Sisters were on display at MIMA for a month, in the first weeks of 2019. The team invited different people from our community to light the candles each day. It was an opportunity to consider and recognise the many people who, in many ways, constitute who we are as an institution. It felt like a real occasion each time gatherings of people entered the low-lit space to encounter the works, then get up close to activate them.

Members of Creative Age, MIMA’s Dementia Friendly group, were one of the first groups to activate Sisters. Community partners, MIMA constituents, friends, groups, volunteers, and collaborators also carried the flame. This ritual was a way for us to show appreciation, trust and commitment to our publics, the owners of the collection. I hope it also invested Sisters with a plethora of personal meanings and associations.

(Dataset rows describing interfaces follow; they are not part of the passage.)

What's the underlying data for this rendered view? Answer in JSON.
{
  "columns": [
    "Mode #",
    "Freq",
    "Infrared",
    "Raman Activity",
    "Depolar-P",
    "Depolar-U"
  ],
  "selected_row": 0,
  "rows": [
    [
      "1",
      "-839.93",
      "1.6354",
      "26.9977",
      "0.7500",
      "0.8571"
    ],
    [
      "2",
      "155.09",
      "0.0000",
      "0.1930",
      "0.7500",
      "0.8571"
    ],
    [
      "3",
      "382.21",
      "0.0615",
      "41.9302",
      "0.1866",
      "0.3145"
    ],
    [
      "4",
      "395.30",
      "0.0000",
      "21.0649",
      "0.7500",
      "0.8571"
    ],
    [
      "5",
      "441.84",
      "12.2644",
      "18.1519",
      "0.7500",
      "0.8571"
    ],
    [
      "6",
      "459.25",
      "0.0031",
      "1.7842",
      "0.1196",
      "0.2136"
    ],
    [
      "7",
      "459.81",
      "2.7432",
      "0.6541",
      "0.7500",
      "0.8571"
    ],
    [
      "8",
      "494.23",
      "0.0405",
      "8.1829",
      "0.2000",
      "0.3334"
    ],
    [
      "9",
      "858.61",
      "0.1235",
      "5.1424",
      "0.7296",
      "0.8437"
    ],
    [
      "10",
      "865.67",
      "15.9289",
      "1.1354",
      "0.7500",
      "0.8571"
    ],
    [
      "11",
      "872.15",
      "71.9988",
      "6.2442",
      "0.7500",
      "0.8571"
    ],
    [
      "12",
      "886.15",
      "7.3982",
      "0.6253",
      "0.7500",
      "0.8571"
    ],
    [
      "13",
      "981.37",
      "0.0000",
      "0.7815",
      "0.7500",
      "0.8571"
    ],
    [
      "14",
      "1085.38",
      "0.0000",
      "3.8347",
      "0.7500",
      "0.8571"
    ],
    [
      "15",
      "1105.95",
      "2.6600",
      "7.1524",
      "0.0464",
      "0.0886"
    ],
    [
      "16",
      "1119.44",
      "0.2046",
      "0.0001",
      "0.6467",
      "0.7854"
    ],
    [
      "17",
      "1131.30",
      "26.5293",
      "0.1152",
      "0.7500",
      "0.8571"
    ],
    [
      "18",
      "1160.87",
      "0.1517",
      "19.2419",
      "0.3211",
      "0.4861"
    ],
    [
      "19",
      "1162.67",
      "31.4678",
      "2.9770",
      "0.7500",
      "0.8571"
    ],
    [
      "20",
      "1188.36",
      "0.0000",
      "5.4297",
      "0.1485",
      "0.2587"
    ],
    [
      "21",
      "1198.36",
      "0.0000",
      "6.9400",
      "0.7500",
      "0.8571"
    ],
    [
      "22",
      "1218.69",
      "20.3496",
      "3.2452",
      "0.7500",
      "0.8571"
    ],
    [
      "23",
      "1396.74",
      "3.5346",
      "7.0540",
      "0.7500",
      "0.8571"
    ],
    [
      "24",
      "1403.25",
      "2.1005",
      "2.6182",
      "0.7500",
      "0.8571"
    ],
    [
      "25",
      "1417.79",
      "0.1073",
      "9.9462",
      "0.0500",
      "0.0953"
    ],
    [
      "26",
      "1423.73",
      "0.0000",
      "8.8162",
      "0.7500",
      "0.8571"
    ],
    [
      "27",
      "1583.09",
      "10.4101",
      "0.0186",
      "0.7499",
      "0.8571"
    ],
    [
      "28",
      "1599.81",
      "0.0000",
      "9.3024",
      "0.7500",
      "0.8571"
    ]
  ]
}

When we showed Sisters in 2019, we wanted to celebrate social connections, and offer a shared moment of brightness in the winter dark, a hopeful motif that connects across cultures and traditions.

Today the work takes on new pertinence. We are travelling through a period of crisis. We are separated, but people are finding ways to come together, building new connections. Inequalities are exposed, but activists are fighting back with new strength. Lighting a candle has many meanings. Camoni’s evocative works conjure a range of possible associations and emotions, crossing from grief to vigil, memorial, ardour, and into hope and celebration. They are watchful and bright. They are about relationships, generosity, reciprocity, and transformation. Each time we show these works, I hope we can mark new and positive transformations in society.

Olivia Heron, June 2020